• [What you will do]:
Gather all lines from the material that contain the word "RePricing".
•••••
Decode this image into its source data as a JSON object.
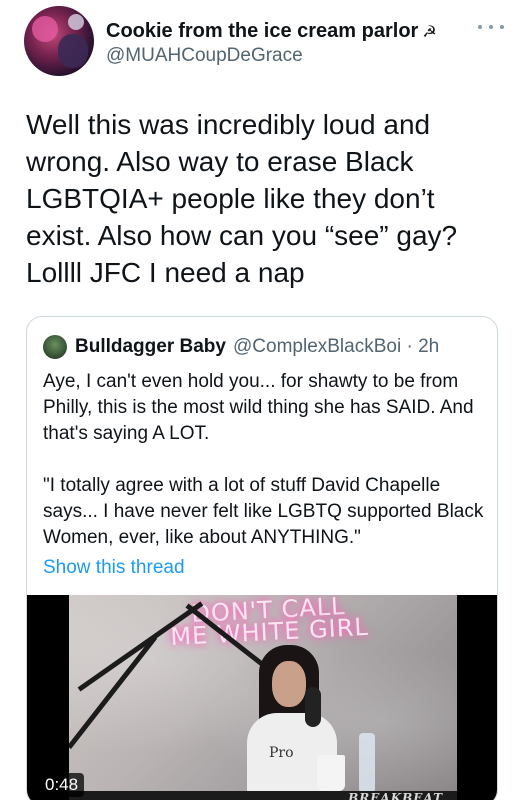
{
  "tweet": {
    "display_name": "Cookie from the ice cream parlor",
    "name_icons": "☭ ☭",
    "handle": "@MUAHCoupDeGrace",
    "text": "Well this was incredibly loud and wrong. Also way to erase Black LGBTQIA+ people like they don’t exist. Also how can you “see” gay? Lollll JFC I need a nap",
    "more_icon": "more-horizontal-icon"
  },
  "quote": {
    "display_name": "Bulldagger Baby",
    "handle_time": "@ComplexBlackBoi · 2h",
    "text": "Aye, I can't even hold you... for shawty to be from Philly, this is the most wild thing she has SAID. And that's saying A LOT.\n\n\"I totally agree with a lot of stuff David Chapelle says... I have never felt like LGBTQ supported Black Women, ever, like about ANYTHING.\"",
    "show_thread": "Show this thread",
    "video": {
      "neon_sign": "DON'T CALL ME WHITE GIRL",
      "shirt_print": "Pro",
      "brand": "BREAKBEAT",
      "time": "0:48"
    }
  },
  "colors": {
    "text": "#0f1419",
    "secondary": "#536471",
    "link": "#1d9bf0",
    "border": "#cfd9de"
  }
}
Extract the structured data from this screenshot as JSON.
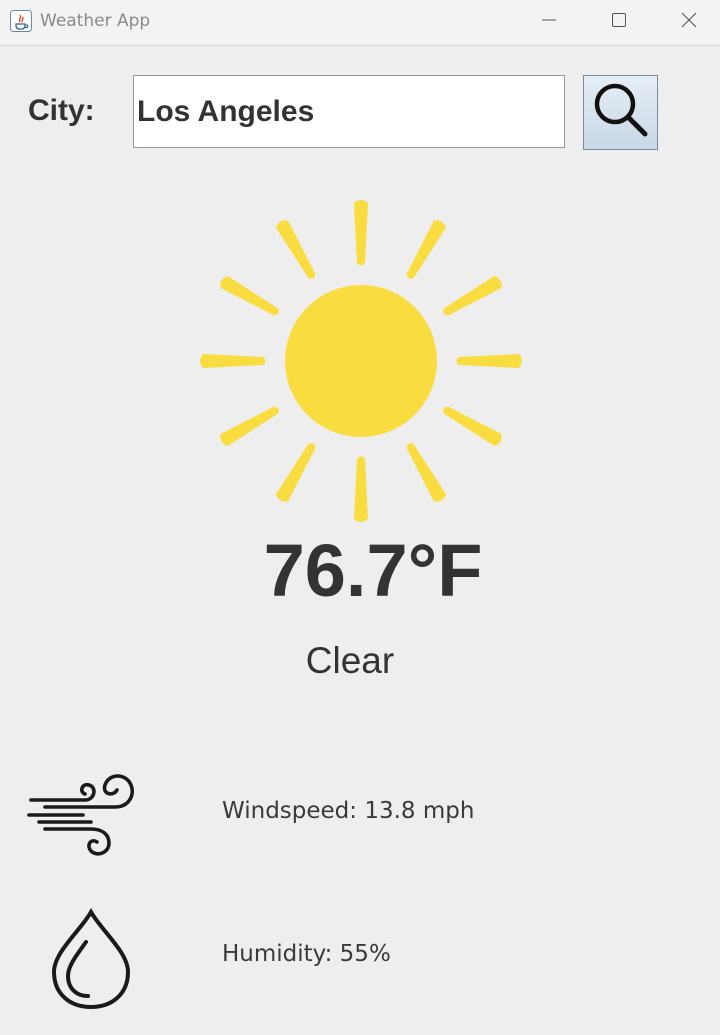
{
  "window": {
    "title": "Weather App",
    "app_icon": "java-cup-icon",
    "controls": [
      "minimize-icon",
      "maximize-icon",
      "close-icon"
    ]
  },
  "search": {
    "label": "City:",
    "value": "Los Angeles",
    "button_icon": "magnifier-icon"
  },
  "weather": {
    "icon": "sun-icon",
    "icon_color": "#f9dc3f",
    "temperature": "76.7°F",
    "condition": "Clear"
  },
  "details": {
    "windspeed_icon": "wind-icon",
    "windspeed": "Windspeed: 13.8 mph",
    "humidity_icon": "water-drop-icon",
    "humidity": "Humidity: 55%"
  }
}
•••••
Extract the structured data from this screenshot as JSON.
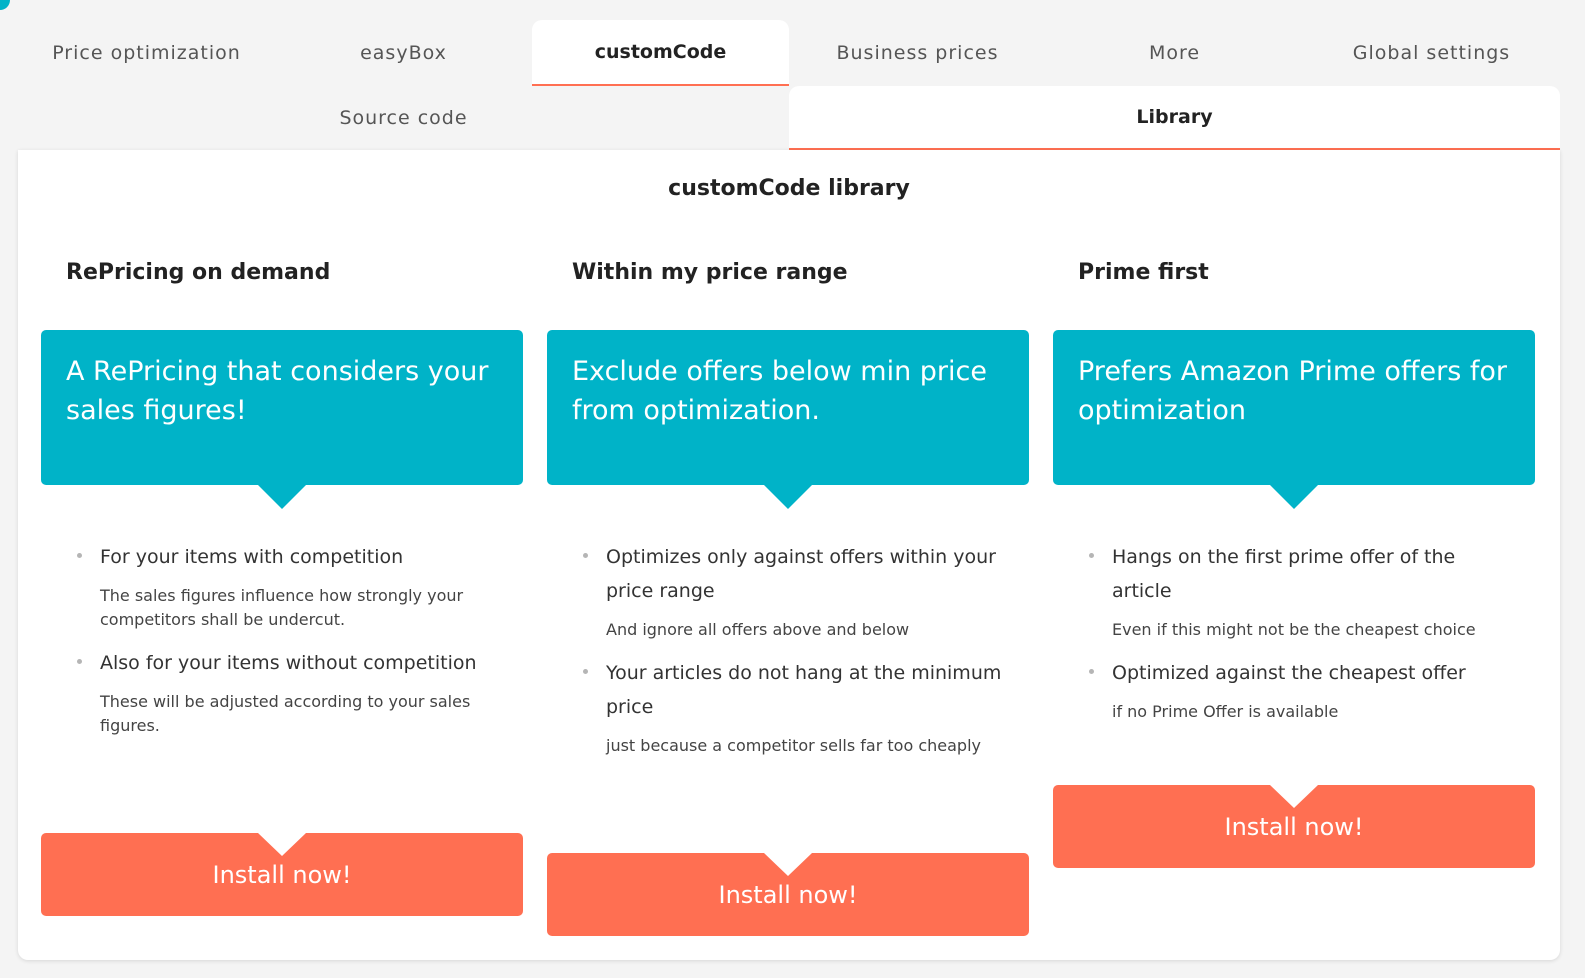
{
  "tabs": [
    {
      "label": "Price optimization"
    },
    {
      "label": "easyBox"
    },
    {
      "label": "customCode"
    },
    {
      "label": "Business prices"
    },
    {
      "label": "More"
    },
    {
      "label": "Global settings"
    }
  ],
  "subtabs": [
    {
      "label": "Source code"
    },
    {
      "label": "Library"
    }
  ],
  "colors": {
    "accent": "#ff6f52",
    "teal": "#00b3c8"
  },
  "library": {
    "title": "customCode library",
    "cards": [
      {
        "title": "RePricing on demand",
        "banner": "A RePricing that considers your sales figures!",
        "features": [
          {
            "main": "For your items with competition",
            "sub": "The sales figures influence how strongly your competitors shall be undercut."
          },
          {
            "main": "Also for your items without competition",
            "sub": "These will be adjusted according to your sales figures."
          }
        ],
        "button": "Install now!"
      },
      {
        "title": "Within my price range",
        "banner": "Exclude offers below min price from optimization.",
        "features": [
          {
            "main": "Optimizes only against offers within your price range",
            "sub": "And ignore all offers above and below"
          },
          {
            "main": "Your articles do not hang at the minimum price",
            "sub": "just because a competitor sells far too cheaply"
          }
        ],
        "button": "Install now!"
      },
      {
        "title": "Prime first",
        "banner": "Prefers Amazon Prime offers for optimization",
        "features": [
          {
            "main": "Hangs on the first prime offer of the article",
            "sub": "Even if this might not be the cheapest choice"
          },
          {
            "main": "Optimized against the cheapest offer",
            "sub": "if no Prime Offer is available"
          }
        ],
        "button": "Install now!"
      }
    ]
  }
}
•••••
• [Response to the exercise]:
        "title": "RePricing on demand",
        "banner": "A RePricing that considers your sales figures!",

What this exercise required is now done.